Data records:
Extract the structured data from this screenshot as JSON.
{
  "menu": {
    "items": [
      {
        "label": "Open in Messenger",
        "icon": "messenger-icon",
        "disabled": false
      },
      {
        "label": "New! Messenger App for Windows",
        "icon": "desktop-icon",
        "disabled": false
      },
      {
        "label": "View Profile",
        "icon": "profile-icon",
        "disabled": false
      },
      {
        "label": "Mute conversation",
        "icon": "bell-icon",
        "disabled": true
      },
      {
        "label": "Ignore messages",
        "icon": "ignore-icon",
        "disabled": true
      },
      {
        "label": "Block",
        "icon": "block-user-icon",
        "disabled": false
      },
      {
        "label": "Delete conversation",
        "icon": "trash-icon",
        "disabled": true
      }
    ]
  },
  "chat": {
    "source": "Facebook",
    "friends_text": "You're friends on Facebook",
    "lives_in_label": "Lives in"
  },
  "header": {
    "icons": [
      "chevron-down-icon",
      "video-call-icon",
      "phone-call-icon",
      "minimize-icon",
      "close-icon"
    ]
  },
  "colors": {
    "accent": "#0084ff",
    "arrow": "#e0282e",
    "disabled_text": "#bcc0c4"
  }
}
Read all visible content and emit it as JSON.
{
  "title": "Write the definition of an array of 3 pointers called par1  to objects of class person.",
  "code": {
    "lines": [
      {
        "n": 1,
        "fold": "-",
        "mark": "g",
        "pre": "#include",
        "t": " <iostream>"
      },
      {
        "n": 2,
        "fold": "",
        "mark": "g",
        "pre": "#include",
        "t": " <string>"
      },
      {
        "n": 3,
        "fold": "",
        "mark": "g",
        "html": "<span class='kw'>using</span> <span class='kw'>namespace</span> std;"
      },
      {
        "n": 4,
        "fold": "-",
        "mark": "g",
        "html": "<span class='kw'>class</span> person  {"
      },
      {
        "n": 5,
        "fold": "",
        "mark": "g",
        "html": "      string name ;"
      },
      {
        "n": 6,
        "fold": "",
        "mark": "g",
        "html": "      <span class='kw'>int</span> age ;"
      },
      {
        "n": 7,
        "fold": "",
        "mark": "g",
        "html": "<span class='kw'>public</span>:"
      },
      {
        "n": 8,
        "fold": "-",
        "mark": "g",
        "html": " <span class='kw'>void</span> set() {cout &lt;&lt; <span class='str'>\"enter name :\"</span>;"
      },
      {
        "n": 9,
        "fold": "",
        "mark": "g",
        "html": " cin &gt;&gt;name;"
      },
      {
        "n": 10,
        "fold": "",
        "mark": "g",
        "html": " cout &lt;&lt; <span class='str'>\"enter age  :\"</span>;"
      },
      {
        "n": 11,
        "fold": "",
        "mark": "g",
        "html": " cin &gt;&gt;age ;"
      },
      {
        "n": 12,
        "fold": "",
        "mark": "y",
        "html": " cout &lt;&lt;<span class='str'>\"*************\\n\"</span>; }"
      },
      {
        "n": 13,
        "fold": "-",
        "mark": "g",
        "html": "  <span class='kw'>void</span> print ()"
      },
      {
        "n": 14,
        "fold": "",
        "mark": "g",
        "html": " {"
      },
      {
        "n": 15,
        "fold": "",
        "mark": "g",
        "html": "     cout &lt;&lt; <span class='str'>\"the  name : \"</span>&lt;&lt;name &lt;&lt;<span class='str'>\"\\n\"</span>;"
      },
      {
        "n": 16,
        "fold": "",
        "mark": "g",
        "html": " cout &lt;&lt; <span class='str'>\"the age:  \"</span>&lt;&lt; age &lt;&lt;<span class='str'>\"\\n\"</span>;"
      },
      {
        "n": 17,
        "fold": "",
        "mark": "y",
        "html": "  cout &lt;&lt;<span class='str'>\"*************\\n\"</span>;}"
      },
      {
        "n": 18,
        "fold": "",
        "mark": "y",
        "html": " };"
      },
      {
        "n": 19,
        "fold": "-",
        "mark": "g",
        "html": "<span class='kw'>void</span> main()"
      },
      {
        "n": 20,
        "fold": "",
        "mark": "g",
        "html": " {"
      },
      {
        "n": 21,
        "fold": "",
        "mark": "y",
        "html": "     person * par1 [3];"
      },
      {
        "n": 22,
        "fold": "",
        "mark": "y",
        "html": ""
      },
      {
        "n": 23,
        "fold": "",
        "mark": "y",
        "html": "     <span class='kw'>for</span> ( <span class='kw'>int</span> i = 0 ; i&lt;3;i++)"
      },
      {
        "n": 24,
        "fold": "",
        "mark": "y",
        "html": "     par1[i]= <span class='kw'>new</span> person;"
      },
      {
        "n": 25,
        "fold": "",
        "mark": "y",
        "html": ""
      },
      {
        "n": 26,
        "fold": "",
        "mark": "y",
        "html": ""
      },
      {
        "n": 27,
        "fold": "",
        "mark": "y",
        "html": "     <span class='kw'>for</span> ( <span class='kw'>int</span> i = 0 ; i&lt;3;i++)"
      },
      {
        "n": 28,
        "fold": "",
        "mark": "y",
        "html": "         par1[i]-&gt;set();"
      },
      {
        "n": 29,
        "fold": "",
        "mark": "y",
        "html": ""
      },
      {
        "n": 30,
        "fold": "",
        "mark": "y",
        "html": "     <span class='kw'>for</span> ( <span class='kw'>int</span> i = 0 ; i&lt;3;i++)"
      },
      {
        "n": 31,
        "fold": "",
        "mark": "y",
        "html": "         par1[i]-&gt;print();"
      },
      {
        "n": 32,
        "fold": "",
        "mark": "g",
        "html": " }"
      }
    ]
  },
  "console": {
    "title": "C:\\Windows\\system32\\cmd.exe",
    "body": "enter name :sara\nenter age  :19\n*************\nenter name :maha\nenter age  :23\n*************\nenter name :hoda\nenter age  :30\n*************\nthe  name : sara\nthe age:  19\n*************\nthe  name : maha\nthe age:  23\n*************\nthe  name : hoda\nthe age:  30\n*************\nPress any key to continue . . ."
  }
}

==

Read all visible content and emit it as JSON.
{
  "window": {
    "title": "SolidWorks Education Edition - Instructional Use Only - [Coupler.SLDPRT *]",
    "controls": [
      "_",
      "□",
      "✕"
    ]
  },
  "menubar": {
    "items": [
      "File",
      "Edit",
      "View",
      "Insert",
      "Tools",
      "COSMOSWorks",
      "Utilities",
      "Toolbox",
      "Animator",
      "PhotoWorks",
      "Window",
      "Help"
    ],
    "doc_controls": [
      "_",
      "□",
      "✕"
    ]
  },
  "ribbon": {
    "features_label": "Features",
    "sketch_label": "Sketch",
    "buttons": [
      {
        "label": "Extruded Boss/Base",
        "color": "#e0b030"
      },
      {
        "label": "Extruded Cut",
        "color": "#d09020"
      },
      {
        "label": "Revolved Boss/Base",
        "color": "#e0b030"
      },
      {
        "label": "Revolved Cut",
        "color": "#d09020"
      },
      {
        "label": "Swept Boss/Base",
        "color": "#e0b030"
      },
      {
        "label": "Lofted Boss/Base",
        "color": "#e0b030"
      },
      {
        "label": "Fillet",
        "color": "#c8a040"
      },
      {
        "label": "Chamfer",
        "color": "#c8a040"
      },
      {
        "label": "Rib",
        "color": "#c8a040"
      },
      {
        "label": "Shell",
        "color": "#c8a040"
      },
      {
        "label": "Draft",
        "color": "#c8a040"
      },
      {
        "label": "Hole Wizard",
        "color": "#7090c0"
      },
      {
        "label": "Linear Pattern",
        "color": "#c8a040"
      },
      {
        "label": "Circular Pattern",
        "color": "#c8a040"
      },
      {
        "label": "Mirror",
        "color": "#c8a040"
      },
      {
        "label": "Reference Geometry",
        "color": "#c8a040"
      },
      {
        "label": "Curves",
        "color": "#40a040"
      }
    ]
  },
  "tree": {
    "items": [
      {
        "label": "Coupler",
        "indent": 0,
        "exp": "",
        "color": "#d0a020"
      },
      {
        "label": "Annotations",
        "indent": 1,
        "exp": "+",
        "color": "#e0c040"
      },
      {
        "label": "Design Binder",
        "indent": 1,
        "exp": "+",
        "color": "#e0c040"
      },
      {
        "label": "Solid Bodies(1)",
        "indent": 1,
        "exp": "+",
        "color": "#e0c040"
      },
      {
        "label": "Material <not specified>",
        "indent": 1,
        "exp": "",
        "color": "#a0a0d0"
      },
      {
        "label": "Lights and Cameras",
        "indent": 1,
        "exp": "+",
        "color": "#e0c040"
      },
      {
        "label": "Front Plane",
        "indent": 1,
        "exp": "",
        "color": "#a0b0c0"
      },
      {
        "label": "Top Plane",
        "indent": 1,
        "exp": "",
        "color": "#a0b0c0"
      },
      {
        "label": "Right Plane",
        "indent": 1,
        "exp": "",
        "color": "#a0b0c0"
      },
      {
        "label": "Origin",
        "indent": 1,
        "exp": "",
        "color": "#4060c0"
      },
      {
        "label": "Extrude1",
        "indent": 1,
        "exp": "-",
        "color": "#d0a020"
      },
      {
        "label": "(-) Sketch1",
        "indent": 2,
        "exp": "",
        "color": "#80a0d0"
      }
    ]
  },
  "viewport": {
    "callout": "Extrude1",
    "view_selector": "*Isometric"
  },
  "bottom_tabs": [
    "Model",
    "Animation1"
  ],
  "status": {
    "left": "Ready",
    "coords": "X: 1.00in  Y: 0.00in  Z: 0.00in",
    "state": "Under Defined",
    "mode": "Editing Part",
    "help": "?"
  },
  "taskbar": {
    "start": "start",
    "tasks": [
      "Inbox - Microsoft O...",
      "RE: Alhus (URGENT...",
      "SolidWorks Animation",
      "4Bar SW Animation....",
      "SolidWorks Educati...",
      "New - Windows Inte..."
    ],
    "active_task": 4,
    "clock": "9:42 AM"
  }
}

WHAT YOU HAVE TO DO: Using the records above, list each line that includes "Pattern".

SOLVED EXERCISE:
        "label": "Linear Pattern",
        "label": "Circular Pattern",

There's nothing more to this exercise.